### Goal of the exercise
Copy each line of the data beneath in which the word "Files" appears.

★ ★ ★

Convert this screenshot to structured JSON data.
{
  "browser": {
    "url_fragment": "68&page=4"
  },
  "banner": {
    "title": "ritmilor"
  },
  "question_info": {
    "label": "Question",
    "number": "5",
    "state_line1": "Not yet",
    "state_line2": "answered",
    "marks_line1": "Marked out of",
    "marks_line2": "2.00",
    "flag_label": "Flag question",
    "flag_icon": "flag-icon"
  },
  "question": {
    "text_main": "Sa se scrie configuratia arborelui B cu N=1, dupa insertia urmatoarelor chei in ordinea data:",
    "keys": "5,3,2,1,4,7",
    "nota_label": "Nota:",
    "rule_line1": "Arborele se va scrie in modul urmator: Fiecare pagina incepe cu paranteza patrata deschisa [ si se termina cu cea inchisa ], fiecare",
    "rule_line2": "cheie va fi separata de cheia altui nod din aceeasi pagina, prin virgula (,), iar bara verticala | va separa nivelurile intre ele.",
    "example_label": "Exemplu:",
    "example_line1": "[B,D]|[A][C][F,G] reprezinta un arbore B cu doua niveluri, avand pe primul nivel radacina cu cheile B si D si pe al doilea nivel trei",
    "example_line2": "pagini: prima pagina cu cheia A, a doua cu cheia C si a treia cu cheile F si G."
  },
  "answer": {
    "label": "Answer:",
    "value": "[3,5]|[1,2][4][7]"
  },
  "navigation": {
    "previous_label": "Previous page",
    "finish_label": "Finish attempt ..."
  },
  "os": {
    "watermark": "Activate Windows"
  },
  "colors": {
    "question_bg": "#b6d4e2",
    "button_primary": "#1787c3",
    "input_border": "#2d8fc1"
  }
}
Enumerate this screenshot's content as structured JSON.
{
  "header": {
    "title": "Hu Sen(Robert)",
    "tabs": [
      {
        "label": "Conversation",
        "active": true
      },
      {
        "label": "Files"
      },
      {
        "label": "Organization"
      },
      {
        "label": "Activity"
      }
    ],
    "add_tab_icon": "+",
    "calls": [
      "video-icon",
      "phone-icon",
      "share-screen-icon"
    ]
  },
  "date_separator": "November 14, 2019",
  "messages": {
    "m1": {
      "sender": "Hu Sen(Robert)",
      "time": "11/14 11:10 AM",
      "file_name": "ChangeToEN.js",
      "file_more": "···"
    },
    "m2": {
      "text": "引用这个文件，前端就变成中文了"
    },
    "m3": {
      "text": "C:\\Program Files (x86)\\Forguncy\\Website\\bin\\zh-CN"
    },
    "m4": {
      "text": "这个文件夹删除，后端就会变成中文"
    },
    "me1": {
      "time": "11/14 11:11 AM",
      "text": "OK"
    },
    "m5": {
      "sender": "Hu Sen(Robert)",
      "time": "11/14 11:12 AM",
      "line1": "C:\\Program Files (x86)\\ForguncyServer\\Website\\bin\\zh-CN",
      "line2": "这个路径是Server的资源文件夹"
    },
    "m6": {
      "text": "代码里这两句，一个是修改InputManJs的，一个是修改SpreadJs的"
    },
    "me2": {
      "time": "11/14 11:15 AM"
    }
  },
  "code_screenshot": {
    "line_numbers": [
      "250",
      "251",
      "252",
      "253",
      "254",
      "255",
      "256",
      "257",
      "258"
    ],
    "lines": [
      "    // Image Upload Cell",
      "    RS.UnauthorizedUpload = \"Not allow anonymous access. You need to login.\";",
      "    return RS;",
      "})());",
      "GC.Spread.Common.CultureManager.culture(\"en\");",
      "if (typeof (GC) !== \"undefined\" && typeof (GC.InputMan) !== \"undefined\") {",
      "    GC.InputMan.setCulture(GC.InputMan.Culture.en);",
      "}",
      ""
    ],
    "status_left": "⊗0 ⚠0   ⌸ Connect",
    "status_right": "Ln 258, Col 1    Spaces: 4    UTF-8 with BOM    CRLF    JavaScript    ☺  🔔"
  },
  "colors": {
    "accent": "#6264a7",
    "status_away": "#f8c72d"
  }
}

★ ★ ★

### Task solution
        "label": "Files"
      "text": "C:\\Program Files (x86)\\Forguncy\\Website\\bin\\zh-CN"
      "line1": "C:\\Program Files (x86)\\ForguncyServer\\Website\\bin\\zh-CN",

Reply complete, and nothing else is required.